Roads across the Leigh constituency will soon be safer for motorists and cyclists thanks to a nationwide mapping scheme.
Transport Secretary Grant Shapps has launched a first-of-its-kind audit into mapping potholes across England as part of the Government’s multi-billion pounds plan to tackle the scourge of road users everywhere.
The new system will use data from delivery companies like Deliveroo, Uber, Tesco and Ocado to map out ‘pothole hotspots’ so they can be targeted for repair as quickly as possible.
Using information from these businesses and working with Gaist, a highway date and mapping company, the Department for Transport and local authorities, including Wigan Metropolitan Borough Council, can target improvements so roads are in top condition as people return to work and school.
The scheme is the latest tranche of the Government’s biggest nationwide pothole repair programme as part of a £2.5 billion funding commitment to make our roads safer.
Conservative MP for Leigh, James Grundy, said he was delighted the new system would lead to safer roads across the area.
“This is very welcome news for cyclists and motorists here as I know how important a good, safe road network is to so many people,” James Grundy MP said.
“Tackling potholes not only reduces the likelihood of accidents and saves lives, but cuts down on the need for vehicle repairs, saving families money they can spend on other things.
“And not only that, better, pothole-free roads, help people make their journey’s quicker so they get home to family and friends and spend more time doing the things they want to do.
“Any system which can help tackle pothole problems in Leigh is very welcome.”
The launch of the now scheme comes as highway maintenance works undertaken in the past months when roads were quieter during lockdown has led to 319 miles of resurfacing, making sure that roads are in better condition so that people can get back to work and school safely.
Transport Secretary Grant Shapps said: “I want our roads to be as safe as possible, so during the lockdown we’ve resurfaced hundreds of miles of road. But now I want to go further by identifying critical potholes and ensuring these are fixed as quickly as possible.
“We’re teaming up with delivery companies, who know the roads well, in order to map out where remaining potholes exist and then relentlessly target them with our record £2.5 billion to pothole repair fund.
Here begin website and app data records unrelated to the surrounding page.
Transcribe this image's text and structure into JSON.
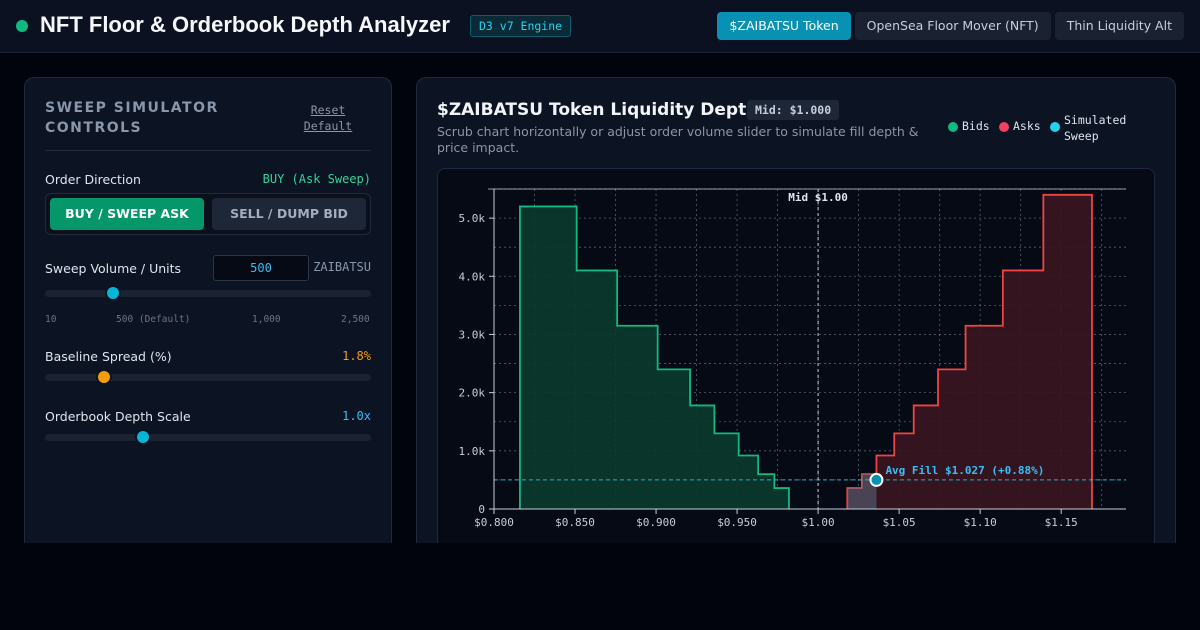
{
  "header": {
    "title": "NFT Floor & Orderbook Depth Analyzer",
    "engine_badge": "D3 v7 Engine",
    "tabs": [
      {
        "label": "$ZAIBATSU Token",
        "active": true
      },
      {
        "label": "OpenSea Floor Mover (NFT)",
        "active": false
      },
      {
        "label": "Thin Liquidity Alt",
        "active": false
      }
    ]
  },
  "controls": {
    "title": "SWEEP SIMULATOR CONTROLS",
    "reset_label": "Reset Default",
    "direction": {
      "label": "Order Direction",
      "value": "BUY (Ask Sweep)",
      "buy_label": "BUY / SWEEP ASK",
      "sell_label": "SELL / DUMP BID"
    },
    "volume": {
      "label": "Sweep Volume / Units",
      "value": "500",
      "unit": "ZAIBATSU",
      "slider_fraction": 0.21,
      "ticks": [
        "10",
        "500 (Default)",
        "1,000",
        "2,500"
      ]
    },
    "spread": {
      "label": "Baseline Spread (%)",
      "value": "1.8%",
      "slider_fraction": 0.18
    },
    "depth": {
      "label": "Orderbook Depth Scale",
      "value": "1.0x",
      "slider_fraction": 0.3
    }
  },
  "chart": {
    "title": "$ZAIBATSU Token Liquidity Depth",
    "mid_badge": "Mid: $1.000",
    "subtitle": "Scrub chart horizontally or adjust order volume slider to simulate fill depth & price impact.",
    "legend": [
      {
        "label": "Bids",
        "color": "#10b981"
      },
      {
        "label": "Asks",
        "color": "#f43f5e"
      },
      {
        "label": "Simulated Sweep",
        "color": "#22d3ee"
      }
    ]
  },
  "chart_data": {
    "type": "area",
    "xlim": [
      0.8,
      1.19
    ],
    "ylim": [
      0,
      5500
    ],
    "x_ticks": [
      0.8,
      0.85,
      0.9,
      0.95,
      1.0,
      1.05,
      1.1,
      1.15
    ],
    "x_tick_labels": [
      "$0.800",
      "$0.850",
      "$0.900",
      "$0.950",
      "$1.00",
      "$1.05",
      "$1.10",
      "$1.15"
    ],
    "y_ticks": [
      0,
      1000,
      2000,
      3000,
      4000,
      5000
    ],
    "y_tick_labels": [
      "0",
      "1.0k",
      "2.0k",
      "3.0k",
      "4.0k",
      "5.0k"
    ],
    "grid": true,
    "series": [
      {
        "name": "Bids",
        "color": "#10b981",
        "x": [
          0.816,
          0.851,
          0.876,
          0.901,
          0.921,
          0.936,
          0.951,
          0.963,
          0.973,
          0.982
        ],
        "y": [
          5200,
          4100,
          3150,
          2400,
          1780,
          1300,
          920,
          600,
          360,
          0
        ]
      },
      {
        "name": "Asks",
        "color": "#f43f5e",
        "x": [
          1.018,
          1.027,
          1.036,
          1.047,
          1.059,
          1.074,
          1.091,
          1.114,
          1.139,
          1.169
        ],
        "y": [
          360,
          600,
          920,
          1300,
          1780,
          2400,
          3150,
          4100,
          5400,
          0
        ]
      }
    ],
    "mid_price": 1.0,
    "mid_label": "Mid $1.00",
    "sweep": {
      "volume": 500,
      "start": 1.018,
      "end": 1.036,
      "avg_fill_label": "Avg Fill $1.027 (+0.88%)"
    }
  },
  "colors": {
    "accent": "#0891b2",
    "buy": "#059669",
    "bid_line": "#10b981",
    "ask_line": "#ef4444",
    "sweep": "#22d3ee",
    "spread_thumb": "#f59e0b"
  }
}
“Better road surfaces benefit motorists and cyclists alike ensuring the back to school and work environment is safer for everyone.”